Pink. Green. Black. Blue.
In the “spirit of breast cancer awareness,” on January 7, women furtively messaged each other to encourage posting their bra color on their status. Soon, facebook was covered in a rainbow of colors, with women giggling at what they thought was their little secret.
Imagine their surprise when men began posting statuses and comments of their own:
“Ladies! Your colors. TMI!”
“I feel adequately aware of breast cancer thank you very much.”
Another man posted a color as his status. When women began commenting, he wrote, “Oh, and if you girls got an interesting mental image, now you know how it feels...those mental images aren't fun...”
Judging by the ensuing conversations, most women seemed amused by the experience. I was quite disturbed.
Unfortunately, an effect of the Fall is that men and women experience blindness to the reality of how the other thinks and acts. Women were upset when men complained that seeing a particular individual’s bra color resulted in picturing the color on the person. There was the usual flinging of blame and rally cries of, “Well, then that’s your problem.”
But whose problem is it?
No one should deny that men need to challenge themselves to purity of thought in such an instance. However, what responsibility do women have to help them to better live a chaste lifestyle?
Before becoming pope, John Paul II wrote, Love and Responsibility. While the book is well-worth the read, even the title deserves some examination. Integral to love, purity and friendship is responsibility for the other person. He wrote, “ The greater the feeling of responsibility for the person the more true love there is” (Wojtyla 131).
John Paul further explained that modesty is not hiding or running away from love, but rather is opening oneself to love, with the ability to discover the wonder of the person as a person (and not just as a body or a collection of body parts).

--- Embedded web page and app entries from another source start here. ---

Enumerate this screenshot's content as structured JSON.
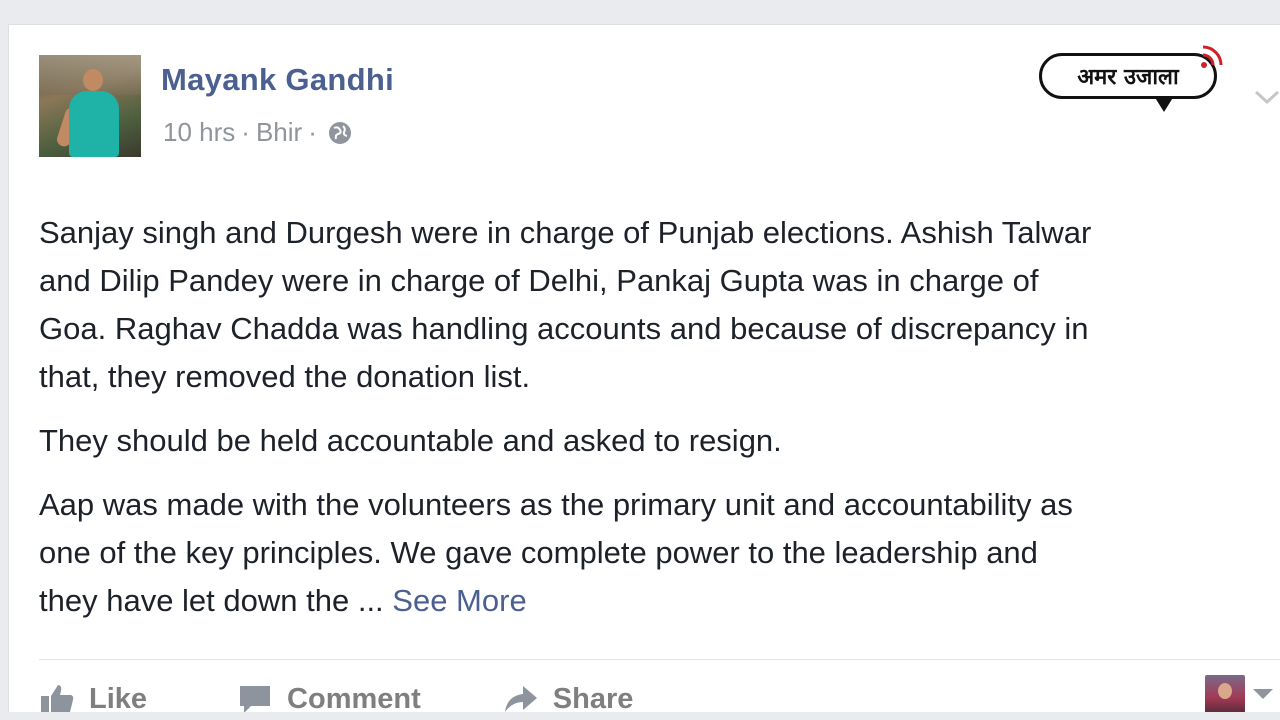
{
  "post": {
    "author": "Mayank Gandhi",
    "time": "10 hrs",
    "separator": "·",
    "location": "Bhir",
    "paragraphs": [
      [
        "Sanjay singh and Durgesh were in charge of Punjab elections. Ashish Talwar",
        "and Dilip Pandey were in charge of Delhi, Pankaj Gupta was in charge of",
        "Goa. Raghav Chadda was handling accounts and because of discrepancy in",
        "that, they removed the donation list."
      ],
      [
        "They should be held accountable and asked to resign."
      ],
      [
        "Aap was made with the volunteers as the primary unit and accountability as",
        "one of the key principles. We gave complete power to the leadership and"
      ]
    ],
    "last_line_prefix": "they have let down the ... ",
    "see_more": "See More"
  },
  "actions": {
    "like": "Like",
    "comment": "Comment",
    "share": "Share"
  },
  "watermark": {
    "text": "अमर उजाला"
  },
  "icons": {
    "globe": "globe-icon",
    "like": "thumbs-up-icon",
    "comment": "comment-bubble-icon",
    "share": "share-arrow-icon",
    "menu": "chevron-down-icon"
  },
  "colors": {
    "author": "#4b5f91",
    "link": "#4b5f91",
    "text": "#1d2129",
    "meta": "#90949c",
    "action": "#7f7f7f"
  }
}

This summer, in the midst of teaching Theology of the Body for Teens at Ruah Woods, one of the teen boys in the high school class broached the topic of modesty. “I have a question for the ladies here,” the sophomore said. “Are there ways that guys dress that you would consider immodest?”
The room sat in stunned silence, as young men and women alike began fidgeting, looking at their books and avoiding eye contact. This young man’s earnest question inspired a spontaneous request that all of the students begin writing down what they would consider immodesty for the opposite sex. More than twenty teens scribbled furiously, visibly taking the question to heart. When they had finished their brainstorming, my co-teacher and I read the remarks aloud.
The teens were quite honest and bold with their responses. Young women shouldn’t let their underwear show, wear short skirts or shorts, or low-cut tops. One young man wrote, “If your mother says it’s inappropriate, it probably is.” Young men were challenged not to let their pants sag down, to wear a shirt and to avoid clothing that is too tight.
For the rest of the summer, the teens expressed interest in learning how they could better respect the opposite sex by their clothing, words and actions. They learned to be more honest in sharing what could help them to better live a chaste lifestyle and found that they could be challenged in ways that would assist the opposite sex.
These teens came away with an invaluable insight – men and women are different, and in order to love one another, we need to learn how we can better respect each other. Rather than blame struggles with chastity on the other individual’s “issues,” we have a responsibility to create a culture in which all of us living chastity is possible.
It’s time we all – men and women – take seriously John Paul II’s exhortation in Theology of the Body: “Christ [...] assigns the dignity of every woman as a task to every man; at the same time [...] he assigns also the dignity of every man to every woman” (TOB 100:6).
I imagine that most women never gave the color-status a second thought. That’s a problem. Each of us needs to consider how our actions, our words and our clothing affect the opposite sex. To live purity in today’s culture cannot be an every-man-for-himself venture. Truly embracing chastity requires consideration and respect of the other.
From our facebook statuses, to the shirt we choose to wear, to how we speak to an old friend, we are faced daily with challenges to living purity. The words of St. Josemaria Escriva are just as relevant now as when he first spoke them, "To defend his purity, Saint Francis of Assisi rolled in the snow, Saint Benedict threw himself into a thornbush, Saint Bernard plunged into an icy pond . . . You . . . what have you done?"